In the last few weeks, we’ve been remembering the importance of everything hand-crafted. Tearing us away from the PCs, Cliff held a short workshop to remind us that choosing paintbrush over pixels can enhance creativity. If this is the sort of thing you’re interested in, take a look at typographer Sean McCabe’s hand lettering techniques. This article is also a great guide to hand-drawn typography. With the domination of digital, there has definitely been a resurgence of anything hand-crafted. Just look at the Nandos typeface or the popularity of artists like Jessica Hische, Peter Strain and Oli Frape.
For anyone interested in graphic design, we’d strongly recommend heading to Stefan Glerum’s exhibition “High Fives & Good Times” at Kemistry gallery.

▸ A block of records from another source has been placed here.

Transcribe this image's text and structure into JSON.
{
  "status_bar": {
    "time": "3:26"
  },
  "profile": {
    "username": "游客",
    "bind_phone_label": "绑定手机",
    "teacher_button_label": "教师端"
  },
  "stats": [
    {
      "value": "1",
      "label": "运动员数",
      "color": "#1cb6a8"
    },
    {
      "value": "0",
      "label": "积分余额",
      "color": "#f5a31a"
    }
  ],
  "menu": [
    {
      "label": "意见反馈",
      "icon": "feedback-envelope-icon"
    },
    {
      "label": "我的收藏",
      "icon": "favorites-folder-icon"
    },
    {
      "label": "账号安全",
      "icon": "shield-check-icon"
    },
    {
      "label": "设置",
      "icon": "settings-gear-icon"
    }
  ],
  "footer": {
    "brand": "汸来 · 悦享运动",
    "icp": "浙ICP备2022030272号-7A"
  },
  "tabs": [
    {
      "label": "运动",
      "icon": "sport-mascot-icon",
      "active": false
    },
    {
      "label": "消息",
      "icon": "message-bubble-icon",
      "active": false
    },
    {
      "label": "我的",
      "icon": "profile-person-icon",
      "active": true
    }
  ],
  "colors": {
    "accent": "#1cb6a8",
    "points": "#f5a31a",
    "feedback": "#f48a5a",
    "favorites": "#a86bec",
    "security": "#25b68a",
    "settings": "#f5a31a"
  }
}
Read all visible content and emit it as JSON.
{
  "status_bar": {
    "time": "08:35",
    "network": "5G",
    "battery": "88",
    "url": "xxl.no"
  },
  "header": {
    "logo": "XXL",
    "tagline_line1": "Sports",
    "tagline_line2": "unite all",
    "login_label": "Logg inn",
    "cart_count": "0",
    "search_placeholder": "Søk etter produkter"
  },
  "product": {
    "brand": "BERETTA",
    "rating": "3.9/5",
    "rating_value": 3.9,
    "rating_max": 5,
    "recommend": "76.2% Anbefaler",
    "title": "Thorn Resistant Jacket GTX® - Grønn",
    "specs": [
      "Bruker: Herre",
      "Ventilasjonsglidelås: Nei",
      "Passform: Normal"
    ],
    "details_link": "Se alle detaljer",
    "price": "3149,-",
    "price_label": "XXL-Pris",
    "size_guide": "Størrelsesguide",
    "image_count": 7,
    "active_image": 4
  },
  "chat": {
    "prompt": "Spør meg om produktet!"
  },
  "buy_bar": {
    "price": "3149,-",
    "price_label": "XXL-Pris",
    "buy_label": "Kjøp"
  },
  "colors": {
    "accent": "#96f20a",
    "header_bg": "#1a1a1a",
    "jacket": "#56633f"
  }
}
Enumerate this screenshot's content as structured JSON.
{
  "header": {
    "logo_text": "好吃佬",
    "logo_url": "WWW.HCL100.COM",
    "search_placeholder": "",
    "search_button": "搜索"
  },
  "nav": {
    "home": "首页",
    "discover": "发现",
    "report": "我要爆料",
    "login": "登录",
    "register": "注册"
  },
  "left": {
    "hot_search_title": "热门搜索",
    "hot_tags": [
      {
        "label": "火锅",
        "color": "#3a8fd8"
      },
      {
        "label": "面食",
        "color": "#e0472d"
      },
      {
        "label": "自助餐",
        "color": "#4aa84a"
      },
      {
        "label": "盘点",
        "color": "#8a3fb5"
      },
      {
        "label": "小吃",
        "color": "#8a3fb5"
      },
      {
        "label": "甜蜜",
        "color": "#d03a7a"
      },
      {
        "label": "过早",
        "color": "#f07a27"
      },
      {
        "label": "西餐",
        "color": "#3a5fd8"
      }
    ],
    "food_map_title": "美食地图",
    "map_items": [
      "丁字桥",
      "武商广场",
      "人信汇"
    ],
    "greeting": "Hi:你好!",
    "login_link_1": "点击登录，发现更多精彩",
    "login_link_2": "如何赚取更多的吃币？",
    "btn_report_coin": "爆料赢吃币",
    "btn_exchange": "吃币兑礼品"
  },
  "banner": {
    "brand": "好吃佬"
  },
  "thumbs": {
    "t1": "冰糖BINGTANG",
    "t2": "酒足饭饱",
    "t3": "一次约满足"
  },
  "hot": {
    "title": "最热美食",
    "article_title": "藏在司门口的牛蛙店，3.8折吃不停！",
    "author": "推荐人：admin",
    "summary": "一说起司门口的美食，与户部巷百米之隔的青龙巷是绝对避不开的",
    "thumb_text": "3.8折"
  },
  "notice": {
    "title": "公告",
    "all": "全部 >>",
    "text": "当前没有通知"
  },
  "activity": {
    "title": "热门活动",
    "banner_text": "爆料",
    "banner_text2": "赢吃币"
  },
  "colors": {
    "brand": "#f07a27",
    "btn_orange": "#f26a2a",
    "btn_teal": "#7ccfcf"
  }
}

Inspired by early 20th Century movements such as Art Deco, Bauhaus, Italian Futurism and Russian Constructivism, Glerum’s daring and distinctive style is a must-see.
The Barbican’s Jean Paul Gaultier exhibition is in its final weeks. If you haven’t done so already, it’s well worth a visit. With eight sections that range from nautical stripes to cone bras and corsets, sci-fi to British punk and animalistic hybrids, the show is a celebration of diversity and multi-ethnic personalities. And if you’re more into technology than couture, the interactive mannequins are well worth a visit.
This week, we’ve been discussing hackathons. A two day hackathon in San Francisco last weekend saw participants brainstorm ideas for smuggling information into North Korea. For a population of 24.76 million, there are approximately 3.5 million computers and 1.5 million tablets and 3 million mobile phones. The event focused on technology’s role in piercing North Korea’s information wall. What’s your opinion on hackathons? Are they one of the most effective publicity moves of our time?
At Firedog, we love a good debate. It’s Nice That covered Fabrice Le Nezet’s “new sculpture” at Dalston underground station this week. Despite being based in Shoreditch, the magazine didn’t actually check the sculpture out. In reality, there was no such sculpture. Fabrice explains that during the process of planning the project, he questioned the value of real versus digital. “Does a sculpture have less value because it’s made digitally?” In a society where we see most art pieces through a screen, does it actually matter if the real sculpture doesn’t exist?
It’s been all guns blazing in the Firedog studios at the moment. We’ve just started working on a new app for a very well known beverage company, so that’s been exciting. We’re also proud to announce the launch of our latest website for the guarding of horseracing, BHA. We completely rebranded the Authority and rebuilt the website from scratch. We’ll be releasing more information about the project soon, so watch this space!